Archive for July, 2011

Peace at Last! by Kate Davis

Tuesday, July 12th, 2011
A response by Kate Davis to Glasgow Museums' Collection

A response by Kate Davis to Glasgow Museums' Collection

I have just been to the preview of Kate Davis’ new exhibition at the Gallery of Modern Art in Glasgow.   It was created specially for GoMA by Kate and is her personal response to Glasgow Museums’ collection.

It’s an interesting exhibition with a mix of Kate’s own work alongside work by Goya, Jo Spence and Terry Dennett among others and has a particular emphasis on feminist art and the women’s suffrage movement. 

I particularly liked the the pamphlet, given extra gravitas by its storage in a glass case, which has a transcript of a speech by Christabel Pankhurst in 1908 outlining the need for a militant approach to securing the women’s right to vote.  The cover of the pamphlet shows a portrait of Christabel which at some time had been defaced and her features almost entirely eradicated and Kate has reproduced the cover of the pamphlet in an enlarged form which heightens the impact of the damage.  She has then reclaimed Pankhurst’s face by drawing in the detail which is missing.  It really makes you stop to think.  There is also a postcard from the early 20th century, called Peace at last!, which has a caricature of a woman’s head with her tongue nailed to a table .. a quite shocking image in 2011.   By the time you reach the Pankhurst pamphlet at the far end of the exhibition you began to understand the need for militant action.

The Goya prints are strange and beautiful and it’s fantastic to have an opportunity to see them close up.  As Goya didn’t leave much information about these prints, there is little knowledge about their intended titles or the sequences in which they should be viewed, and Kate’s interpretation of them, and their role in representing the past, really brings them to life.

There are also video works, which I will go back to the exhibition to take some time to listen to, and the very emotional and moving photographs of Jo Spence taken by Terry Dennet and an intepretation of some of Jo Spence’s photography by Kate in which she considers how the artist addressed the question of who owned the images, especially images of the body.

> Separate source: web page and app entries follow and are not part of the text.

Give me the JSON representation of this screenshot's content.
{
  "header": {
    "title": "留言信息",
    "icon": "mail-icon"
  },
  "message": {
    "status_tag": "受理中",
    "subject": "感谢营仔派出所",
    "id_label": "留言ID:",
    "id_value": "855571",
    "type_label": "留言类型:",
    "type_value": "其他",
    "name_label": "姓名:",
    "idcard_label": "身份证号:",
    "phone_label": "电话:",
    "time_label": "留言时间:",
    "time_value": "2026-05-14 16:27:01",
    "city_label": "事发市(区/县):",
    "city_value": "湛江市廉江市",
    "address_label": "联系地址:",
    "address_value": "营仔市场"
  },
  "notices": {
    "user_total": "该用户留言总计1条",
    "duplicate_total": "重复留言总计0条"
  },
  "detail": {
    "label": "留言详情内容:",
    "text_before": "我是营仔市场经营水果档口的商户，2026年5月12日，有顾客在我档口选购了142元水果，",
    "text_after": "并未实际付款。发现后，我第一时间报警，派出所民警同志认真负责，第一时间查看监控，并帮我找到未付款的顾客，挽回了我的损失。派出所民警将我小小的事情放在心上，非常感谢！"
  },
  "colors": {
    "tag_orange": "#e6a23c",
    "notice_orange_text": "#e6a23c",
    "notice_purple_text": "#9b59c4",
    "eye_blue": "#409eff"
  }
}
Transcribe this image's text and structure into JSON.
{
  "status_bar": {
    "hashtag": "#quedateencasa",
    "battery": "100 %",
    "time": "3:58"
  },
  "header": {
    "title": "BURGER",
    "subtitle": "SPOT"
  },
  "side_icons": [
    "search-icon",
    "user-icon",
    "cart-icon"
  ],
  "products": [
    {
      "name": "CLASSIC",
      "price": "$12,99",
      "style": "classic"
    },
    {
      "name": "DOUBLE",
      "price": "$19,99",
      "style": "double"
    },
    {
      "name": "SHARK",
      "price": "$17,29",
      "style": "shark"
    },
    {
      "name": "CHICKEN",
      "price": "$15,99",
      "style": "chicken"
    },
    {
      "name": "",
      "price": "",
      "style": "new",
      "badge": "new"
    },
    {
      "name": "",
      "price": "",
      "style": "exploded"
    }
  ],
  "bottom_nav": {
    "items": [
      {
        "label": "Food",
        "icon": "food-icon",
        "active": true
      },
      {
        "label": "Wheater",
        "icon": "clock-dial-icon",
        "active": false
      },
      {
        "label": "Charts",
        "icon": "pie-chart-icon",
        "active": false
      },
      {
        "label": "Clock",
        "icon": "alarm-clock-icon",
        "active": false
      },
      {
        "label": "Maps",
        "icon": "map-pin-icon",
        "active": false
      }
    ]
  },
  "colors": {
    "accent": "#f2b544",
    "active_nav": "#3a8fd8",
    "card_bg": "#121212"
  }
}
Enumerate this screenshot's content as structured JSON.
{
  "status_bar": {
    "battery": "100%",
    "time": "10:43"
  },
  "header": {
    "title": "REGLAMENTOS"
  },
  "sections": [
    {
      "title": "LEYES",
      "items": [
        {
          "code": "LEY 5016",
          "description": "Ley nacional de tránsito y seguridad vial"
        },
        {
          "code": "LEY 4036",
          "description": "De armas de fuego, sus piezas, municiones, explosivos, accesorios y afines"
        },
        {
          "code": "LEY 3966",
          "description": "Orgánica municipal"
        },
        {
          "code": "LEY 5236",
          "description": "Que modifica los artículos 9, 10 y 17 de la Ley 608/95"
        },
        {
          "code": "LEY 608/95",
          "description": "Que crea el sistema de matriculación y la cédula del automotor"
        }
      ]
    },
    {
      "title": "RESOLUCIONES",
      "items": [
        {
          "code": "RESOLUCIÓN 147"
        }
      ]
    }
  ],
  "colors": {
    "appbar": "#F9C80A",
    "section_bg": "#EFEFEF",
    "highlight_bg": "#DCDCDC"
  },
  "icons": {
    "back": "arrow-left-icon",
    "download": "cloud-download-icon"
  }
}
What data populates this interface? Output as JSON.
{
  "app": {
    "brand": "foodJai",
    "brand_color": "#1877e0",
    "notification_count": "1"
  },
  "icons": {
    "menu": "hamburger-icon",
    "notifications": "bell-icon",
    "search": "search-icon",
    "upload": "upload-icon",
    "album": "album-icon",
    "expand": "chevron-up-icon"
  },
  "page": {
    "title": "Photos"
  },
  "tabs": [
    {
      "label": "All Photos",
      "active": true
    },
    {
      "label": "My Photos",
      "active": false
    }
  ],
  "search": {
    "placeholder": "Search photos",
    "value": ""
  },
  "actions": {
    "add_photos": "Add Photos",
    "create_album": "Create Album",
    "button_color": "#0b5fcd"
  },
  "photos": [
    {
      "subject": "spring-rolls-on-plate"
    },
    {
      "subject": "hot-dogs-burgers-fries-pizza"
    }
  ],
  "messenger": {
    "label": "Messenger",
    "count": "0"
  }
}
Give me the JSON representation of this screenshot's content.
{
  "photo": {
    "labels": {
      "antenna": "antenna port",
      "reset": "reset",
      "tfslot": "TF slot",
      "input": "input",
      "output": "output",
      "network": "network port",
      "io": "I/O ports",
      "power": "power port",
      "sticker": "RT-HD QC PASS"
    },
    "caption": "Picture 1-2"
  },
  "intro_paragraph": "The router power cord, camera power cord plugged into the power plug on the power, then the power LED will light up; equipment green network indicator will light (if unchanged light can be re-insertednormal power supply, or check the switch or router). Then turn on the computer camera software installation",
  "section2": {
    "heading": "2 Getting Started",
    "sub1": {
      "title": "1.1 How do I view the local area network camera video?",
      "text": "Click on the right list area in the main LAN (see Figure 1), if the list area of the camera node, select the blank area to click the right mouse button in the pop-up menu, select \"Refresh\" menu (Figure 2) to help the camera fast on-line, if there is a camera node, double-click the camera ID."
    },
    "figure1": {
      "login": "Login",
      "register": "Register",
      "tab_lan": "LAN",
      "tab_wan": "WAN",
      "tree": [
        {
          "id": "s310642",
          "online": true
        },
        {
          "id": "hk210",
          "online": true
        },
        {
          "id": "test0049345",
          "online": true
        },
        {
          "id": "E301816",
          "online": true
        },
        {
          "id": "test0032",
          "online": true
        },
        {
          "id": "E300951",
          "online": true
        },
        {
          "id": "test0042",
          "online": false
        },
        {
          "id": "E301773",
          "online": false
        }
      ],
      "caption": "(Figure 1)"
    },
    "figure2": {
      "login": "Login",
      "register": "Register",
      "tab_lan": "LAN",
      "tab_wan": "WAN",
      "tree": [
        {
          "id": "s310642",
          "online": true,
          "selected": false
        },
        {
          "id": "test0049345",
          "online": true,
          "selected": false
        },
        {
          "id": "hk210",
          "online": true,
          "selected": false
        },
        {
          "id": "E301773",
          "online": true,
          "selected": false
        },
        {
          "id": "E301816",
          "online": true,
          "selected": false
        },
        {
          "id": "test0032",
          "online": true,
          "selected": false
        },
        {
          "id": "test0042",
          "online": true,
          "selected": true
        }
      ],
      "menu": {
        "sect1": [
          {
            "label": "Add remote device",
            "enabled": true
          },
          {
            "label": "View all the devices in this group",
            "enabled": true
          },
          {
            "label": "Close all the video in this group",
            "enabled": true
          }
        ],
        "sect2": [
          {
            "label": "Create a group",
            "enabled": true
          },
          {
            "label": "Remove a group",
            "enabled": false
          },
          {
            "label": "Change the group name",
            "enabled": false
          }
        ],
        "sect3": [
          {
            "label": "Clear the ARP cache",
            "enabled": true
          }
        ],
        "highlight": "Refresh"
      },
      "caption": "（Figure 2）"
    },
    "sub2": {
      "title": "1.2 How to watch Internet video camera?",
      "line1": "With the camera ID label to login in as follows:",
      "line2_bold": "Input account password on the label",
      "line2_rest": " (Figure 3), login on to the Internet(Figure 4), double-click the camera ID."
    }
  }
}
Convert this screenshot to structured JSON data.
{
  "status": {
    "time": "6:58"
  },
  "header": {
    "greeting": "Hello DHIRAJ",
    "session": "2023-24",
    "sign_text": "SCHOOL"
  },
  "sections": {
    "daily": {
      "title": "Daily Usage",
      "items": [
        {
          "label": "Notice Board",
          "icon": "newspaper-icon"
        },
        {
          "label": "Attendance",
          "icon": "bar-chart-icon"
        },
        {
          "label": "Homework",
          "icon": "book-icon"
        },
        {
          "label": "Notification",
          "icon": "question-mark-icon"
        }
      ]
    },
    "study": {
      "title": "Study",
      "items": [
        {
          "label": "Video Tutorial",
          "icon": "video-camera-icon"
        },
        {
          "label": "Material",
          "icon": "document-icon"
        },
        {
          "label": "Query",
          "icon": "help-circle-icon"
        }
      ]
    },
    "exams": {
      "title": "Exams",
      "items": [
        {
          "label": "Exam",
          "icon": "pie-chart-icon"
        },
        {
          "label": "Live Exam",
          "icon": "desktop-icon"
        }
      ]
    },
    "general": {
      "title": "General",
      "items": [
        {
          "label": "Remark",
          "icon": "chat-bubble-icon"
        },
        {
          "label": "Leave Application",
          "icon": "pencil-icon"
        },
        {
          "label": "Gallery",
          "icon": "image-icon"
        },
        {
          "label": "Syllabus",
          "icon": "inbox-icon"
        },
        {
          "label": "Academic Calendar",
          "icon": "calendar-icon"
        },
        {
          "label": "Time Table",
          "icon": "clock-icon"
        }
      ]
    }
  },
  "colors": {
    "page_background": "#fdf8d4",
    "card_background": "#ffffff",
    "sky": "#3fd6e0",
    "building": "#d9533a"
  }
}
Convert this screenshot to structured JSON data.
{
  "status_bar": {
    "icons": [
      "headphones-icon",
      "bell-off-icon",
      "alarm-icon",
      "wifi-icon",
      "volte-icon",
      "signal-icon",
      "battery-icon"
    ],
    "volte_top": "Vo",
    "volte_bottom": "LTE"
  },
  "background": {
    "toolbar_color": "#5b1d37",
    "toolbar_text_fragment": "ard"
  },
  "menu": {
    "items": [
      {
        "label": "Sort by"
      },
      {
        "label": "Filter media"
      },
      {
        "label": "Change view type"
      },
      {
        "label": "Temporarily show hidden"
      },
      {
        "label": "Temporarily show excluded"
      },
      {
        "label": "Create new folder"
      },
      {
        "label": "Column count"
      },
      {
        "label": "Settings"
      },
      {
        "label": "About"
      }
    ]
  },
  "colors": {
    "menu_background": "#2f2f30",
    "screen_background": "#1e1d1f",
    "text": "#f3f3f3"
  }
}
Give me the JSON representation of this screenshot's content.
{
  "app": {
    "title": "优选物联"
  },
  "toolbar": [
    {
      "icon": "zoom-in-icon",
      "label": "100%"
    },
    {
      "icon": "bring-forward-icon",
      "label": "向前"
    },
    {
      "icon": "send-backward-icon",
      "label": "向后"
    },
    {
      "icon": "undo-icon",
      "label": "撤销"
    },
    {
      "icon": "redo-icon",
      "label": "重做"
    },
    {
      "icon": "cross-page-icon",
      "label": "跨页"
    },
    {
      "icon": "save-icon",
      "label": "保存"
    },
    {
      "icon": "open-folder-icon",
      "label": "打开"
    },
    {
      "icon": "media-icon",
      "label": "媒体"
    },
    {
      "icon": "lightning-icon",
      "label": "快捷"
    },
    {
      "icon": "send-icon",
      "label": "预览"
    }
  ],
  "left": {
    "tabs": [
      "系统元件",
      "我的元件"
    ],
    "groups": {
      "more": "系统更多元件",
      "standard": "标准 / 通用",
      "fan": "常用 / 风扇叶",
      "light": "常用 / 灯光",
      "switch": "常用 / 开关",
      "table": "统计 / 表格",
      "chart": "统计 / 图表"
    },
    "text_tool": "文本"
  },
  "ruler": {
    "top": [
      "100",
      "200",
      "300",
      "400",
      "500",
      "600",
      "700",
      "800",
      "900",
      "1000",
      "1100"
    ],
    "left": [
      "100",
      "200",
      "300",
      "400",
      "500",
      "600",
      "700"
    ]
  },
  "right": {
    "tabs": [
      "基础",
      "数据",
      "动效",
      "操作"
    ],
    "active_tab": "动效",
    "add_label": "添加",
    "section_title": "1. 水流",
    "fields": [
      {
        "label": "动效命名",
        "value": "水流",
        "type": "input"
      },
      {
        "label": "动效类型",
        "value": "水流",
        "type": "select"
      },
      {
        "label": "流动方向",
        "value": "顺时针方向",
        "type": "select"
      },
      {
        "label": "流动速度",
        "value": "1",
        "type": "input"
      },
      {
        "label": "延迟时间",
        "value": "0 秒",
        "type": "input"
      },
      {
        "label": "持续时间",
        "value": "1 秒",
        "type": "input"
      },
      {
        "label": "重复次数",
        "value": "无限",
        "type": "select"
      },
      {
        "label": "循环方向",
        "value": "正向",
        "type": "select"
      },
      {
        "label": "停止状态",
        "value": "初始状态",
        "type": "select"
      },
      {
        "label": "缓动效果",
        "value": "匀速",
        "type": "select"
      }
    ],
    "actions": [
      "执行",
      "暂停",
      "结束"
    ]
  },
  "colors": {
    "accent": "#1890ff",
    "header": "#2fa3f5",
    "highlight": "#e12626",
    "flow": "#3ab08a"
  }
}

A very thought provoking exhibition and one which I hope to return to many times during its run.

Peace at last! runs from 13 July to 16 October in the Gallery of Modern Art in Glasgow

Intermezzo offer private evening tours of exhibitions for corporate, luxury travel and conference groups.  For more information contact us on 0141 636 6929 or email us at info@intermezzo-arts.co.uk

Captain Cook Museum

Monday, July 11th, 2011
Image courtesy of Captain Cook Memorial Museum

Image Courtesy of Captain Cook Memorial Museum

Intermezzo are very pleased to be taking part in the Adopt A Museum project in conjunction with Museum140.  Our chosen Museum is the Captain Cook Memorial Museum in Whitby in Yorkshire.  The Museum was opened in 1987 and houses a fantastic collection associated with Cook including original letters, paintings, maps, and Pacific artefacts

The Museum is in Grape Lane, Whitby, in the 17th century Grade I listed house owned by the ship owners Captains Henry and John Walker, to which Cook came as a young man to be apprenticed to the younger brother, John, in 1746.

Cook’s success with a varied diet meant he did not lose a single man to scurvy on all his voyages, contrasting with disastrous losses on earlier sea journeys.

The Museum was the winner of Welcome to Yorkshire’s White Rose Award in 2005 and a finalist again in 2008 and is accredited under the UK’s Museums, Libraries and Archives accreditation scheme.

We look forward to providing many more tales from the Museum and would encourage you to a visit a fascinating Museum telling the story of an influential man in British history.

www.cookmuseumwhitby.co.uk

www.museum140.com

To talk about the Adopt A Museum project on Twitter use the hash tag #adoptamuseum